Another plotline involves the reanimated, cybernetic Elvis Presley—cobbled together from the total archive of images collected over the real Elvis’ career—who, while touring and singing old favorites to mobs of aging fans, begins to buckle under the incoherent burden of embodying an entire lifetime at once. Yet another centers around a cult leader named The Spirit of Joseph, who commands an armed compound clearly modeled after the one David Koresh ran at Waco. These various plotlines are easier to follow through the unfolding text than they are to summarize, and each traces a similar trajectory as they all move toward an eventual convergence.
The novel’s setting disintegrates from barely sustained order to full-blown chaos (in a bout of depression Elvis commits apparent suicide, sparking riots; federal agents overrun the Spirit of Joseph’s compound; and finally the monsters at Earthquake Island break free, wreaking havoc over all the world’s major cities). At the same time, the various characters, struggling to cope with escalating privation and, to a one, subject to mysterious outside forces of control, gradually lose their coherence—what one would call their “humanity,” save that most of the characters in Destroy All Monsters aren’t exactly human to begin with.
After the President is killed in a terrorist attack, the Vice President (a woefully incompetent, fictionalized Dan Quayle) is given control of the government. Once in office, he soon succumbs to the influence of an “alien being” of the Area 51, Majestic-12 variety. A friend of Muri’s is similarly infected with microscopic aliens following a sexual misadventure, and becomes gradually more and more obsessed with finding a doctor who will believe her when she explains what happened to her, and purge her colonized body. And the animatronic Elvis, meanwhile, is dogged by AL/VI5, an artificial antibody that—in a process far, far too complicated to explain here—is the medium through which the ghost of his stillborn twin brother, Jesse, returns to torments him.
Despite all of this craziness, the novel reads nearly effortlessly, due in part to its straight-ahead prose style, brief chapters, and clockwork cycling from one narrative line to another. As things progress, it becomes clearer that the novel’s apparent central conceit—the alternative reality of a never-ending Gulf War—is only a mechanism used to sketch a broader picture of the irrationality that is a byproduct of the propaganda surrounding modern warfare. The public relations machine around the ongoing Gulf War exacts a toll on our basic cultural sense of reason, the novel intones.

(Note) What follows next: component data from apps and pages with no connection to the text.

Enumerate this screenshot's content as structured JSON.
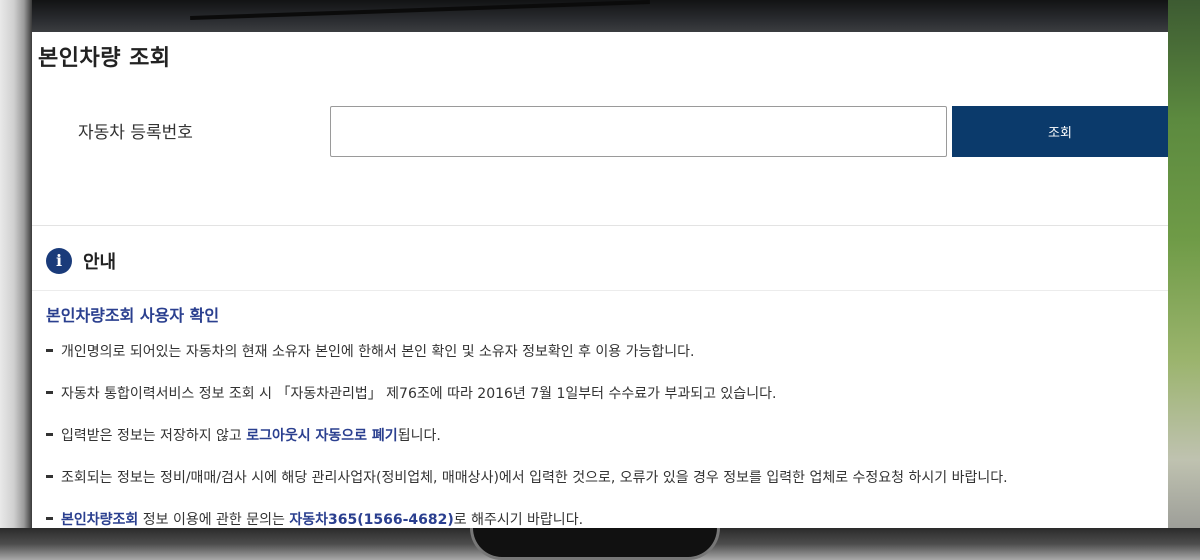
{
  "page": {
    "title": "본인차량 조회"
  },
  "search": {
    "label": "자동차 등록번호",
    "value": "",
    "placeholder": "",
    "button_label": "조회"
  },
  "guide": {
    "icon": "info-icon",
    "icon_glyph": "i",
    "title": "안내",
    "section_heading": "본인차량조회 사용자 확인",
    "items": [
      {
        "text": "개인명의로 되어있는 자동차의 현재 소유자 본인에 한해서 본인 확인 및 소유자 정보확인 후 이용 가능합니다."
      },
      {
        "text": "자동차 통합이력서비스 정보 조회 시 「자동차관리법」 제76조에 따라 2016년 7월 1일부터 수수료가 부과되고 있습니다."
      },
      {
        "text_before": "입력받은 정보는 저장하지 않고 ",
        "highlight": "로그아웃시 자동으로 폐기",
        "text_after": "됩니다."
      },
      {
        "text": "조회되는 정보는 정비/매매/검사 시에 해당 관리사업자(정비업체, 매매상사)에서 입력한 것으로, 오류가 있을 경우 정보를 입력한 업체로 수정요청 하시기 바랍니다."
      },
      {
        "highlight1": "본인차량조회",
        "text_middle": " 정보 이용에 관한 문의는 ",
        "highlight2": "자동차365(1566-4682)",
        "text_after": "로 해주시기 바랍니다."
      }
    ]
  },
  "colors": {
    "primary_button": "#0b3a6b",
    "heading_blue": "#2a3f8f",
    "info_icon_bg": "#1a3b7a"
  }
}
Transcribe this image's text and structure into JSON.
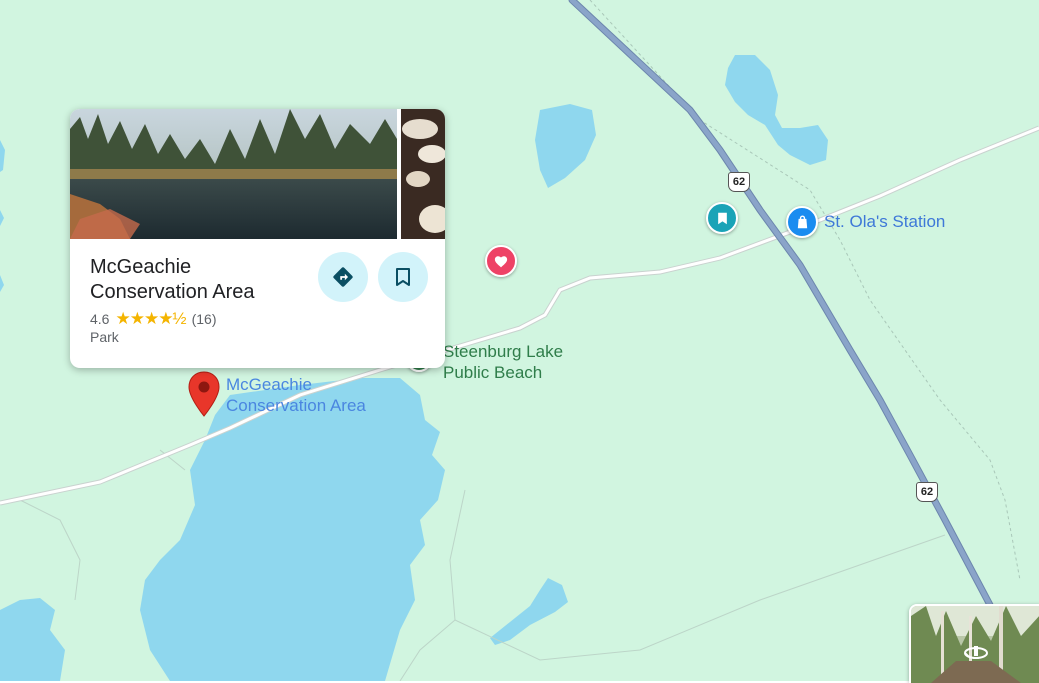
{
  "map": {
    "colors": {
      "land": "#d1f5e0",
      "water": "#8fd7ee",
      "road": "#8aa4c9",
      "minor_road": "#ffffff"
    }
  },
  "labels": {
    "beach": [
      "Steenburg Lake",
      "Public Beach"
    ],
    "station": "St. Ola's Station",
    "mcgeachie": [
      "McGeachie",
      "Conservation Area"
    ]
  },
  "route_shields": [
    "62",
    "62"
  ],
  "icons": {
    "heart_pin": "heart-icon",
    "saved_pin": "bookmark-icon",
    "shopping_pin": "shopping-bag-icon",
    "red_pin": "location-pin-icon",
    "directions": "directions-icon",
    "save": "bookmark-icon",
    "street_view": "rotate-360-icon"
  },
  "place_card": {
    "name_line1": "McGeachie",
    "name_line2": "Conservation Area",
    "rating": "4.6",
    "stars": 4.6,
    "stars_text": "★★★★½",
    "review_count": "(16)",
    "category": "Park"
  }
}
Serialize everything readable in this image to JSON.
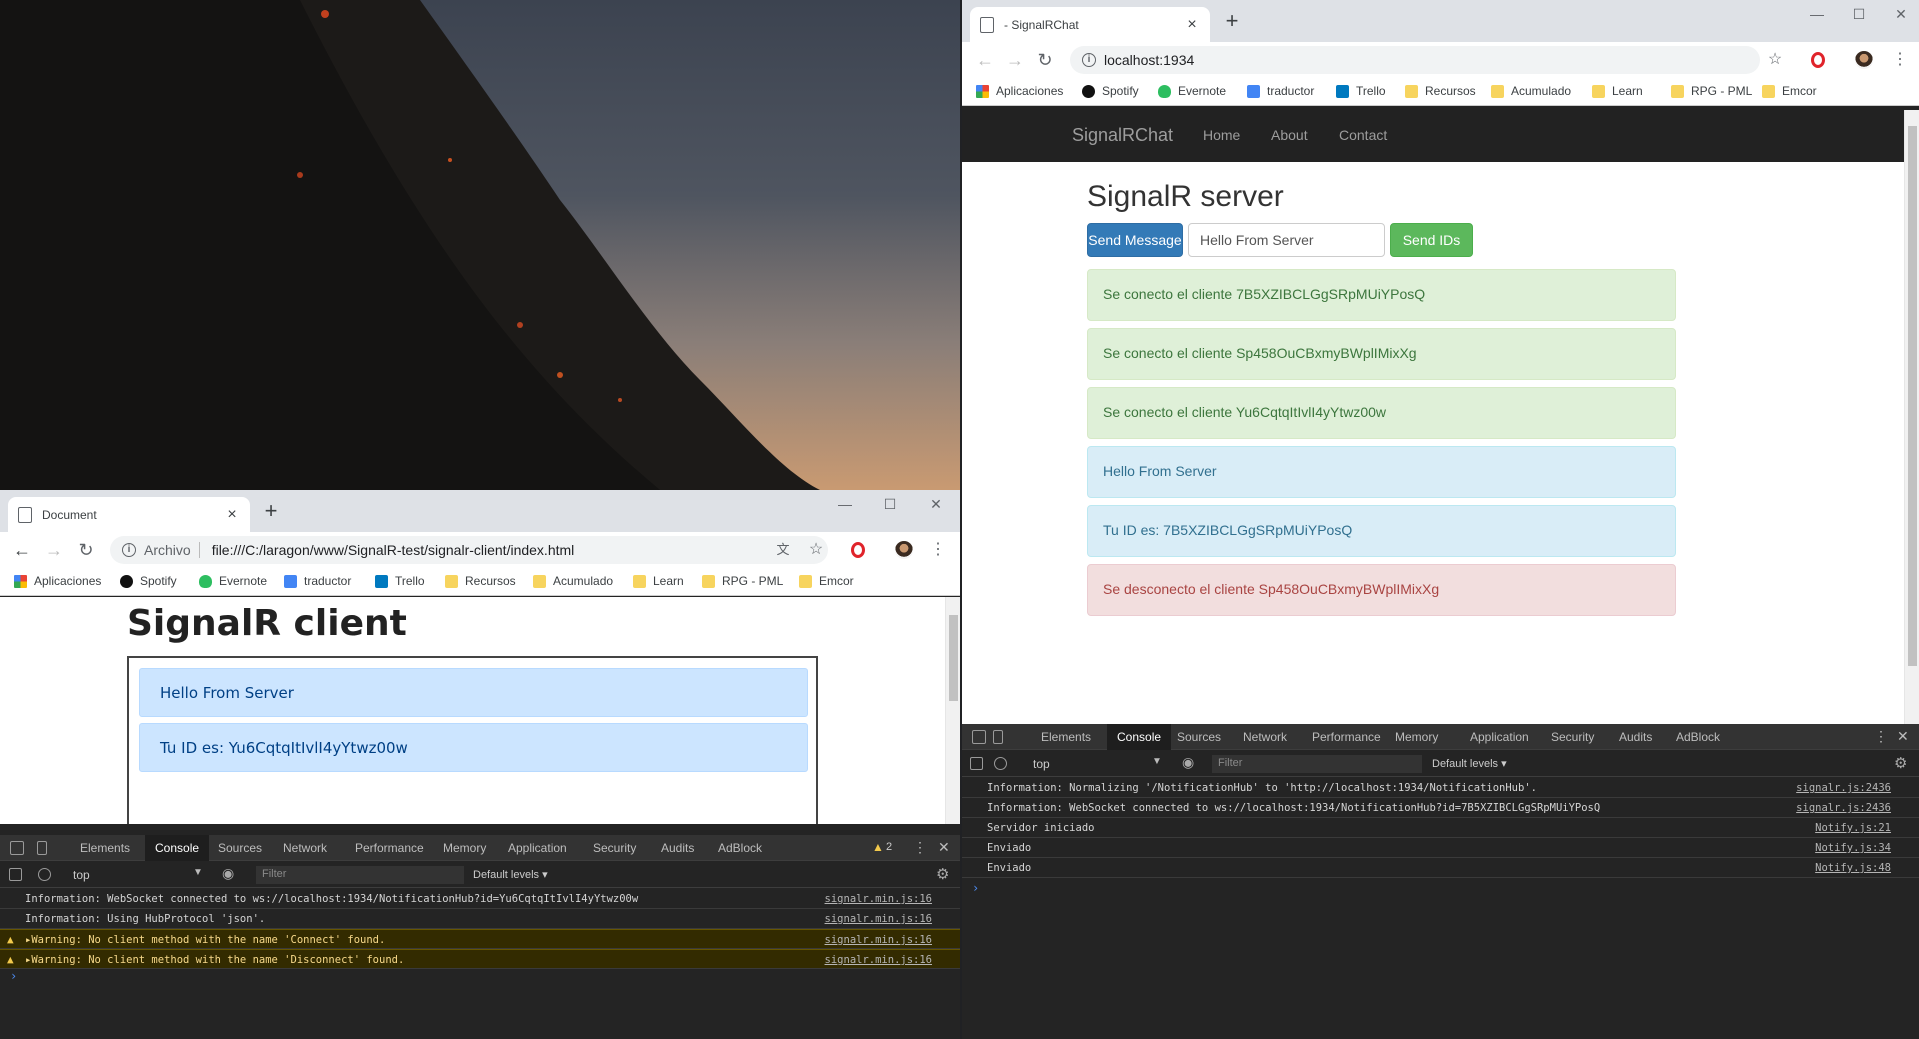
{
  "server_window": {
    "tab_title": "- SignalRChat",
    "address": "localhost:1934",
    "bookmarks": [
      "Aplicaciones",
      "Spotify",
      "Evernote",
      "traductor",
      "Trello",
      "Recursos",
      "Acumulado",
      "Learn",
      "RPG - PML",
      "Emcor"
    ],
    "navbar": {
      "brand": "SignalRChat",
      "links": [
        "Home",
        "About",
        "Contact"
      ]
    },
    "heading": "SignalR server",
    "send_message_label": "Send Message",
    "message_input_value": "Hello From Server",
    "send_ids_label": "Send IDs",
    "alerts": [
      {
        "type": "success",
        "text": "Se conecto el cliente 7B5XZIBCLGgSRpMUiYPosQ"
      },
      {
        "type": "success",
        "text": "Se conecto el cliente Sp458OuCBxmyBWplIMixXg"
      },
      {
        "type": "success",
        "text": "Se conecto el cliente Yu6CqtqItIvlI4yYtwz00w"
      },
      {
        "type": "info",
        "text": "Hello From Server"
      },
      {
        "type": "info",
        "text": "Tu ID es: 7B5XZIBCLGgSRpMUiYPosQ"
      },
      {
        "type": "danger",
        "text": "Se desconecto el cliente Sp458OuCBxmyBWplIMixXg"
      }
    ],
    "devtools": {
      "tabs": [
        "Elements",
        "Console",
        "Sources",
        "Network",
        "Performance",
        "Memory",
        "Application",
        "Security",
        "Audits",
        "AdBlock"
      ],
      "active_tab": "Console",
      "context": "top",
      "filter_placeholder": "Filter",
      "levels": "Default levels ▾",
      "lines": [
        {
          "msg": "Information: Normalizing '/NotificationHub' to 'http://localhost:1934/NotificationHub'.",
          "src": "signalr.js:2436"
        },
        {
          "msg": "Information: WebSocket connected to ws://localhost:1934/NotificationHub?id=7B5XZIBCLGgSRpMUiYPosQ",
          "src": "signalr.js:2436"
        },
        {
          "msg": "Servidor iniciado",
          "src": "Notify.js:21"
        },
        {
          "msg": "Enviado",
          "src": "Notify.js:34"
        },
        {
          "msg": "Enviado",
          "src": "Notify.js:48"
        }
      ],
      "prompt": "›"
    }
  },
  "client_window": {
    "tab_title": "Document",
    "address_prefix": "Archivo",
    "address": "file:///C:/laragon/www/SignalR-test/signalr-client/index.html",
    "bookmarks": [
      "Aplicaciones",
      "Spotify",
      "Evernote",
      "traductor",
      "Trello",
      "Recursos",
      "Acumulado",
      "Learn",
      "RPG - PML",
      "Emcor"
    ],
    "heading": "SignalR client",
    "messages": [
      "Hello From Server",
      "Tu ID es: Yu6CqtqItIvlI4yYtwz00w"
    ],
    "devtools": {
      "tabs": [
        "Elements",
        "Console",
        "Sources",
        "Network",
        "Performance",
        "Memory",
        "Application",
        "Security",
        "Audits",
        "AdBlock"
      ],
      "active_tab": "Console",
      "warning_count": "2",
      "context": "top",
      "filter_placeholder": "Filter",
      "levels": "Default levels ▾",
      "lines": [
        {
          "level": "info",
          "msg": "Information: WebSocket connected to ws://localhost:1934/NotificationHub?id=Yu6CqtqItIvlI4yYtwz00w",
          "src": "signalr.min.js:16"
        },
        {
          "level": "info",
          "msg": "Information: Using HubProtocol 'json'.",
          "src": "signalr.min.js:16"
        },
        {
          "level": "warn",
          "msg": "▸Warning: No client method with the name 'Connect' found.",
          "src": "signalr.min.js:16"
        },
        {
          "level": "warn",
          "msg": "▸Warning: No client method with the name 'Disconnect' found.",
          "src": "signalr.min.js:16"
        }
      ],
      "prompt": "›"
    }
  },
  "colors": {
    "primary": "#337ab7",
    "success_btn": "#5cb85c",
    "warning": "#f2c94c",
    "prompt": "#4d8bf0"
  }
}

When vast information resources are deployed to excuse the massacre of humans on a mass scale, a debt is incurred that must be paid out of our faith in our institutions, out of our sense of autonomy, out of our feeling that our lives belong to us.
Or: as the cliché goes that the first casualty of war is truth, it follows—but is rarely ever said—that the second casualty of war is sanity.